The Chief Medical Director of Lagos State University Teaching Hospital, LASUTH, Professor Wale Oke, yesterday announced the 2nd successful kidney transplants performed by a team of indigenous medical experts in the hospital.
Oke who explained that the feat was the second successful kidney transplant by the hospital said the institution has perfected plans to make the it a routine.
At a press conference, he stated that the kidney transplant birthed following the state government’s determination to stem medical tourism.
According to him, “60 percent of patients seen on wheel chair at international airport here in Lagos have to do with kidney issues, and most of them are going to India or the US for transplant. A lot of foreign exchange are also involved.
“One thing unique about this exercise is that the experts were all Nigerians and from LASUTH apart from one”
The elated Chief Medical Director who explained that a total of two successful transplants were carried out at an affordable cost.
He disclosed that the surgery was not free but at minimal cost of about N4.5 million compare to N8 million charged elsewhere.
Warning that LASUTH would not accept commercial donors for organ transplant, said right now the cost of the surgery covers cost of drugs for a period of six months.
“What we are doing now is family donation. We are also looking at going into heart transplant. We encourage Nigerians to come to the hospital for their kidney transplant at an affordable cost.,” he added.

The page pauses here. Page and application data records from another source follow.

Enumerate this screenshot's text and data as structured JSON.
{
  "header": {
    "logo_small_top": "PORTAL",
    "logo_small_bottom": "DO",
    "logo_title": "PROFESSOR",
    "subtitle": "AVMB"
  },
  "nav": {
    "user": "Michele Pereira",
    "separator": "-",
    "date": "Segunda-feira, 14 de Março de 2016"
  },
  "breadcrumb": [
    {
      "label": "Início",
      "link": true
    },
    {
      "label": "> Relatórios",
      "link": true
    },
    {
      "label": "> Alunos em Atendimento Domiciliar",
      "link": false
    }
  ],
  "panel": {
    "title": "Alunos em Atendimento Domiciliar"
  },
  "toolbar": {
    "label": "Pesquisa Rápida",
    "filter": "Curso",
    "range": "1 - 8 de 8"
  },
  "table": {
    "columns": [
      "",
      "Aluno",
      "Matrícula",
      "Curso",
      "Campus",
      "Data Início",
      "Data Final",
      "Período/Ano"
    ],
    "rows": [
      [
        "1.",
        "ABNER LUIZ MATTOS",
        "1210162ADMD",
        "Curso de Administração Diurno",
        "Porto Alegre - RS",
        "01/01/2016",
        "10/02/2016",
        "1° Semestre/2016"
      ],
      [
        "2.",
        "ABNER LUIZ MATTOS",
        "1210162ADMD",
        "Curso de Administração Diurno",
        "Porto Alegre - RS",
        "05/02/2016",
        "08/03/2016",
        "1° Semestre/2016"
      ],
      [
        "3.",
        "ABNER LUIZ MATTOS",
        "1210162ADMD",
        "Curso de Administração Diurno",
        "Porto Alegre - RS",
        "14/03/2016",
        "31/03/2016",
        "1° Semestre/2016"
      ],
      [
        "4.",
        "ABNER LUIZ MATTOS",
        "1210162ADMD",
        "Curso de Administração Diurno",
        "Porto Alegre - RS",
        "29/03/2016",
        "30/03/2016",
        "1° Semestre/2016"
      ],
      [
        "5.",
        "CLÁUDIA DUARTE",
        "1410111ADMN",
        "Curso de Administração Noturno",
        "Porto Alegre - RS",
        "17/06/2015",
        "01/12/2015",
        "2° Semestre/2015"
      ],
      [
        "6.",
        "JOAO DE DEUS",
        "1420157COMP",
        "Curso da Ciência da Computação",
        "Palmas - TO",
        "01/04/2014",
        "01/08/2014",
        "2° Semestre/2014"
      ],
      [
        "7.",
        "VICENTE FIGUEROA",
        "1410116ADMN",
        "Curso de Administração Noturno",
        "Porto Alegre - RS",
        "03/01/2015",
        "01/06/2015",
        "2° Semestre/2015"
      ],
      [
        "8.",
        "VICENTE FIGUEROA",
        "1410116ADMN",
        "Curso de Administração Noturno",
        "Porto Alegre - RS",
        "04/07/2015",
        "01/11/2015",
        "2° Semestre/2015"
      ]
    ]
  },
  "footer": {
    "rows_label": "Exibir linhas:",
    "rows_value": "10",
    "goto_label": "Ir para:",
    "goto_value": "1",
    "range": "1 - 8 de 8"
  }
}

Speaking, the leader of the team, an Associate Professor of Medicine and Consultant Nephrologist, Dr Olugbenga. Awobusuyi said the team is not limiting services to kidney transplant but expanding to heart and other organ transplants.
He said the two transplants which involved four patients lasted for about seven hours.
Awobusuyi said the patients are recuperating in the ward and would be discharge by next week.
He regretted that many transplant patients are on the waiting list for donors while those with ready donors have no money to perform the surgery.
“Our challenge is lack of donors. Right now, we are using only family donor. We don’t accept commercial donors. Unfortunately many of these patients are on dialysis due to lack of donors and some of them are dying,” he stated.